### The task
Below are the records; collect from them each line containing the string "heading".

+ + +

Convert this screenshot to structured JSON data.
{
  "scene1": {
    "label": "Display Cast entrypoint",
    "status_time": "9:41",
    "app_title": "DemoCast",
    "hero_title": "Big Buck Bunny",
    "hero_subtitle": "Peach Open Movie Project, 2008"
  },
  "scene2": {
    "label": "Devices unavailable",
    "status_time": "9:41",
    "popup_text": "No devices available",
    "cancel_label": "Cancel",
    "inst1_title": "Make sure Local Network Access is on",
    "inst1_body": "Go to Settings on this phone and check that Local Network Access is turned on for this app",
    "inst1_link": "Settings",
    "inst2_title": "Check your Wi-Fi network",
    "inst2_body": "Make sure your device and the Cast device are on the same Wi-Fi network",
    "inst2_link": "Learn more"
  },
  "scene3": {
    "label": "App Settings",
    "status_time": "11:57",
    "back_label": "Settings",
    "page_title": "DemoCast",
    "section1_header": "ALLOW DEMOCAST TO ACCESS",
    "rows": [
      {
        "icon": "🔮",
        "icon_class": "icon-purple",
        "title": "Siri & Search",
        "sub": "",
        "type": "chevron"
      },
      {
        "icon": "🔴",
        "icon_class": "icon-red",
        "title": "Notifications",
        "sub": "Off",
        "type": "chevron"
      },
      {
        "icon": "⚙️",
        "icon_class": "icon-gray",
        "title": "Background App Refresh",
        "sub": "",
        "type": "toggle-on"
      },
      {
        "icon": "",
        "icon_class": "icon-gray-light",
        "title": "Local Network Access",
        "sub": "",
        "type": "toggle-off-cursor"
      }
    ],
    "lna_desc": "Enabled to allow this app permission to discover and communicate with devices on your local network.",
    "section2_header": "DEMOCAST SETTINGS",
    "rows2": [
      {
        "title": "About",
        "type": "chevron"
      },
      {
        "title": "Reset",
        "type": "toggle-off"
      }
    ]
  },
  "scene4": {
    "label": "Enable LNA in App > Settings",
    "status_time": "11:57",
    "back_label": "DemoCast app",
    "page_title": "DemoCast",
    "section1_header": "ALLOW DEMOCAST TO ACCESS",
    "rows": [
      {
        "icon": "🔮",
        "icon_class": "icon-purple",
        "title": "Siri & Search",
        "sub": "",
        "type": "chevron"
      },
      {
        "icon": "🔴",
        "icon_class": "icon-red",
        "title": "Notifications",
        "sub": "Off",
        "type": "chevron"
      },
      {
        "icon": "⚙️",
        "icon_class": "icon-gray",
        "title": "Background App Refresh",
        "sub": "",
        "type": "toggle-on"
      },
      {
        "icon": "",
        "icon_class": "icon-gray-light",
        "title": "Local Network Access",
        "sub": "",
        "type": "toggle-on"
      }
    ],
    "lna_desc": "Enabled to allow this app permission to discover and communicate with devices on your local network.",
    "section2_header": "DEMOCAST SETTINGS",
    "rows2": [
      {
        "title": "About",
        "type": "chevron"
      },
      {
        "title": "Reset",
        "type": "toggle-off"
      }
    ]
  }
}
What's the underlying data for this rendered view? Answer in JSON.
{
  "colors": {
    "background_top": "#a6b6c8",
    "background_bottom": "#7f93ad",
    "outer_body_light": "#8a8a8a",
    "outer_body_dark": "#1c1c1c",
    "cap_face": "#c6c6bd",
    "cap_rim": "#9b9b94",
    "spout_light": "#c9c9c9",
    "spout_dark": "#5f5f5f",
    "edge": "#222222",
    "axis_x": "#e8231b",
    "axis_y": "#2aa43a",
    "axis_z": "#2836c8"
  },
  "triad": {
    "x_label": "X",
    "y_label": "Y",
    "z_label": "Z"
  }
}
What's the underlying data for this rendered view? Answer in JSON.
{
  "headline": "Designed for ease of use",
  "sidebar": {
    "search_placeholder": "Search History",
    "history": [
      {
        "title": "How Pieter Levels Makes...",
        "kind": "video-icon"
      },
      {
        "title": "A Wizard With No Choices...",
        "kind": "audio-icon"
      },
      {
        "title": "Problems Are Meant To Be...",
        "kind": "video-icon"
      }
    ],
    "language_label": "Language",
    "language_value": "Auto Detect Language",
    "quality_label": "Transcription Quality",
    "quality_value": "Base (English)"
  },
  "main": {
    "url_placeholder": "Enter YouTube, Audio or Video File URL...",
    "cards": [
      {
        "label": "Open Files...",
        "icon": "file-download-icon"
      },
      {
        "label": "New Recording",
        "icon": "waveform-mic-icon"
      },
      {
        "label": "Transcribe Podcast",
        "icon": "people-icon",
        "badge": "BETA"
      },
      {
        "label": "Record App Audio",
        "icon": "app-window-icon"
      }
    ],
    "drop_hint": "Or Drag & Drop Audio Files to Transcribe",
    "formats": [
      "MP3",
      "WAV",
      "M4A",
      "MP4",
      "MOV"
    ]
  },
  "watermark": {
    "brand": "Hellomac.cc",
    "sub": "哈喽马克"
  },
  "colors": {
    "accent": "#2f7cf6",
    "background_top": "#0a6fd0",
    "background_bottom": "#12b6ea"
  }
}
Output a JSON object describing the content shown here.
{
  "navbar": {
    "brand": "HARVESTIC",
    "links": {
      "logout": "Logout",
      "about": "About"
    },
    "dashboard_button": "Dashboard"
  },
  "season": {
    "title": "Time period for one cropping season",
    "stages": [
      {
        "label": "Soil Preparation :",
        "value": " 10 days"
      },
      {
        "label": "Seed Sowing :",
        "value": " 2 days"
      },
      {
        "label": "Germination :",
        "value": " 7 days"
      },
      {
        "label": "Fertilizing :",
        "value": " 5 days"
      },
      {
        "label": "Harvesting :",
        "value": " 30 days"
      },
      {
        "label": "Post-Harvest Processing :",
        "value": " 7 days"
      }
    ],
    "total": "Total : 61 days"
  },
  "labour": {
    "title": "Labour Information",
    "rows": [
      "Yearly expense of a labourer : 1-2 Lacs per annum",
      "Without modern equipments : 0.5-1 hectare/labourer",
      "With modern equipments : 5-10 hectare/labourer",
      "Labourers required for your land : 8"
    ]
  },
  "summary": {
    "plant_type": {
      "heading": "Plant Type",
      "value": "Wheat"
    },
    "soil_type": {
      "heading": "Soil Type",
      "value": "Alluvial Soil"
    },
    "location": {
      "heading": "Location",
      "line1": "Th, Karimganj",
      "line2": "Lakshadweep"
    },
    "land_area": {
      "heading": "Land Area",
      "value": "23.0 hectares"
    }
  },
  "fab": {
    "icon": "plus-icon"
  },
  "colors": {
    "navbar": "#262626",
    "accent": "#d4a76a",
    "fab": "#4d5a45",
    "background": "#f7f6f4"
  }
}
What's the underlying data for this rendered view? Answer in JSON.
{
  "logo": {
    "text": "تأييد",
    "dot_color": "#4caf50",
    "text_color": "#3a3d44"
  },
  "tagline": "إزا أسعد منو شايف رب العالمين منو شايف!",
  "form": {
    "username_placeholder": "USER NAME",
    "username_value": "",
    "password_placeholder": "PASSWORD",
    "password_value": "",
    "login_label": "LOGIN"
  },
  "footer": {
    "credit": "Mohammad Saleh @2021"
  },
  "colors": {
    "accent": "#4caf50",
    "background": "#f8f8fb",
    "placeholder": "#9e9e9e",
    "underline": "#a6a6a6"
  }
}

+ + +

### Solution to this problem
      "heading": "Plant Type",
      "heading": "Soil Type",
      "heading": "Location",
      "heading": "Land Area",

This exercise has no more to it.